In March, the Supreme Court extended the prison sentence for a senior human rights lawyer from 23 to 25 years for a court violation. Buzurgmehr Yorov was sentenced for solicitation to overthrow the government and stir up social unrest, accusations he denied. Several human rights lawyers were jailed, and Human Rights Watch demanded their release. The leader of the Social Democratic Party, Rahmatullo Zoirov, said the judgments against Yorov and the 26-year-old opposition entrepreneur Zaid Saidov were politically motivated. Zoirov asked the Supreme Court to reconsider them. It was an unusual challenge to the regime in the heavily controlled country. Buzurgmehr Yorov’s lawyer feared for his safety and left the country. She later sought political asylum in Germany, saying that the Tajik authorities planned a criminal investigation against her.
The president’s son reaffirmed his position as mayor of Dushanbe, when in April he was also elected to the city council. Rachmon junior was said to have won a filling election with close to 85% of the vote after his representative Mahmadsaid Ubaidulloev left his seat in the council.
In April, a plane from Uzbekistan’s national airline landed in Dushanbe for the first time in 25 years. The regular airline between Dushanbe and Tashkent resurfaced after relations between Tajikistan and Uzbekistan improved after many years of conflict over border guarding, transport routes and distribution of water resources.
During the year, the Ministry of Culture declared that no books could be taken into or out of the country without written permission. The smuggling of valuable manuscripts would be prevented, it was said, but critics saw an attempt to stop the introduction of extremist religious material.
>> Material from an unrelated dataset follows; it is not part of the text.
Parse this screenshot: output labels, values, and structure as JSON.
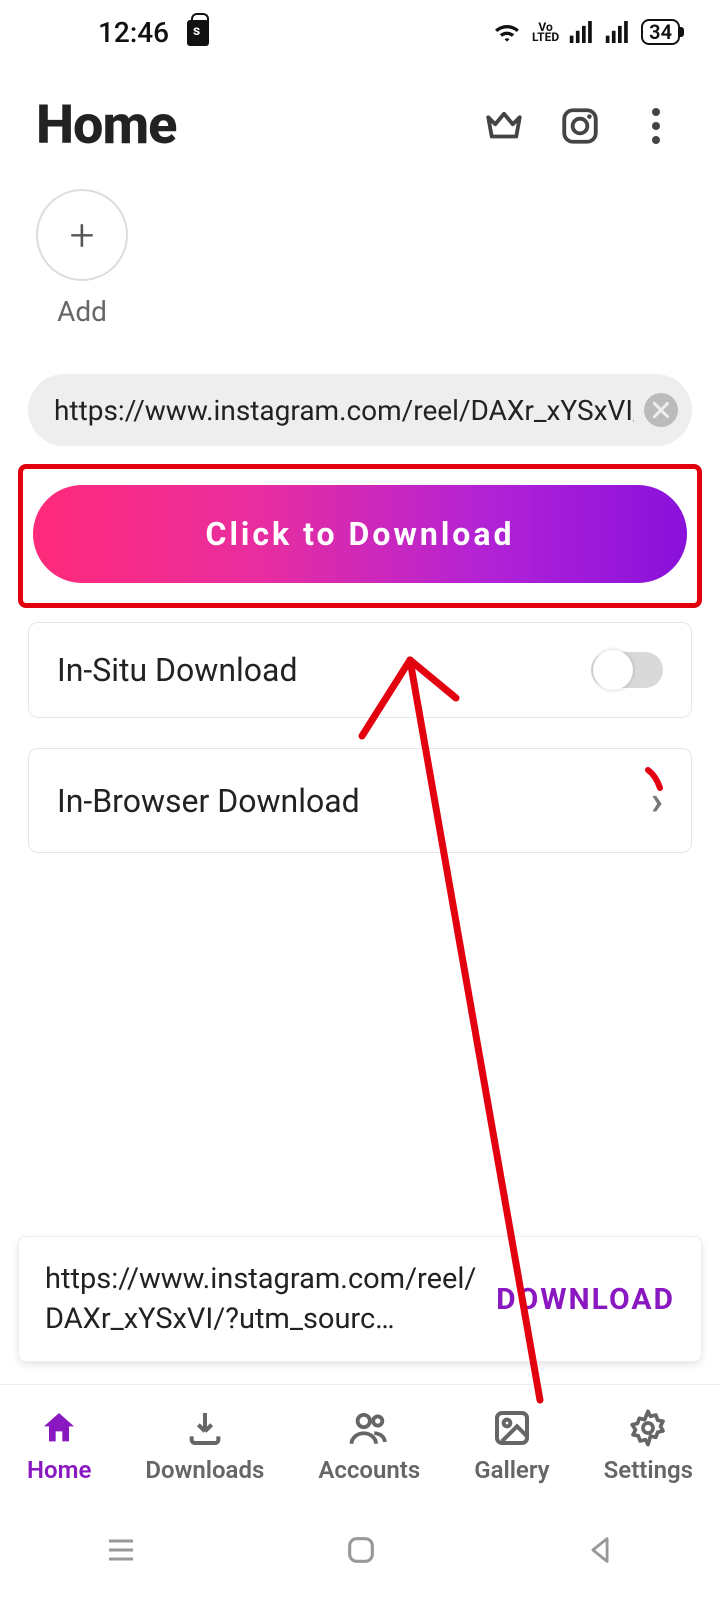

Citizens under the age of 40 were banned from participating in this year’s pilgrimage to Mecca in an effort to prevent radicalization of young people. In a July speech, President Rachmon urged men not to wear beards and women not to wear headscarves, to resist what he termed foreign cultures, and to preserve what he described as the true Tajik culture. The government set up a commission to design appropriate clothing for citizens, with a view to both Tajik tradition and modern life. Hijab is prohibited at state offices and schools, and boys under the age of 18 are prohibited from participating in prayer in the mosques. The police are sometimes said to arrest men with stout beards and force them to shave. A couple of actors were said to have been allowed by the police to wear a beard because it belonged to their role figures. In August, Parliament’s lower house approved a law amendment that forces individuals and organizations to adhere to traditional and national attire and culture. The law also regulates other details of privacy, such as what families can spend on weddings, funerals and other private parties. There were reports of raids to wedding parties, where authorities seized food that was considered wasteful and not in line with family income.
Authorities also banned loud crying at funerals as well as tearing of the hair and thumping with the head. Families and friends may cry and mourn their dead, but shouting and hiring others to howl is forbidden, it was called. The latter has otherwise been seen as a sign of love and respect for the deceased in many parts of Tajikistan. The authorities also did not allow black upholstery at the funeral but called for the traditional blue color.
Prosecution was brought against the former head of the National Library for Crime Law regulating the cost of weddings. He was accused of spending too much on his son’s wedding.
In October it was reported that the Prosecutor General has established a register of gay and lesbian people, officially to prevent the spread of venereal diseases.
In November, in an effort to counter Islamic radicalization, the authorities decided to dismiss all foreign-educated imams and replace them with imams who received their education in Tajikistan.